In March 1865, Lincoln took the oath to become the American president for the second time. At this moment, the end of the American Civil War was only a few weeks away, but the war had exposed fundamental and seemingly irreconcilable differences between the American people. In his speech, Lincoln focused on how America could heal and become once more a united nation. To do this, Lincoln had to persuade Americans on both sides of the war to accept the outcome, and to this end Lincoln spoke of God's will. He speculated that perhaps slavery was "one of those offenses which in the providence of God must needs come but which having continued through His appointed time He now wills to remove." The implication here is that ordinary men and women should not look to continue the war or hold on to their grievances, because to do so would be to question or contradict God's will.

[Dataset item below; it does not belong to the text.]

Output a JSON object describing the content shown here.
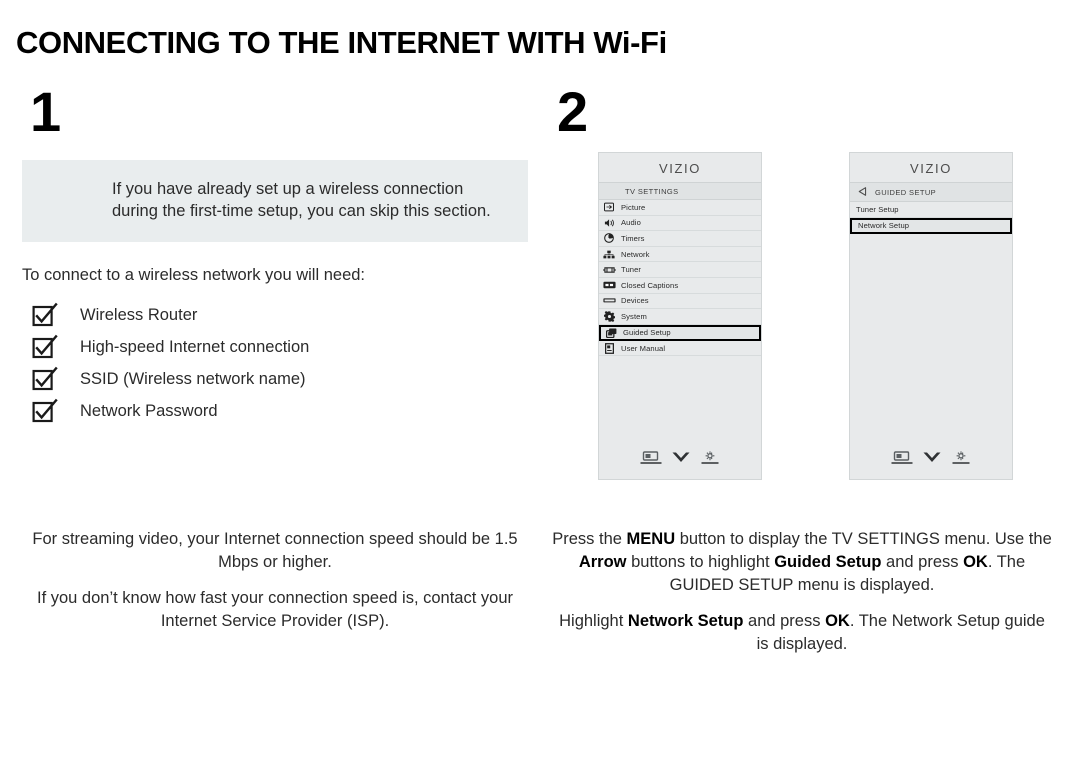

Lincoln also appealed to God's will because he was aware that a shared faith in Christianity was something which still united the vast majority of Americans, regardless of what side they were on in the Civil War. He said that people on both sides of the conflict "read the same Bible and pray to the same God." The implication here is that the American people were united by their faith in the same God. By reminding his audience of this, Lincoln hoped to persuade them to put aside their differences in the name of this shared faith. To this same end Lincoln also alluded several times to passages from the Bible. Towards the end of the speech, for example, he quoted from Psalm 19:19 when he said, to reiterate the idea about God's will, that "the judgements of the Lord are true and righteous altogether."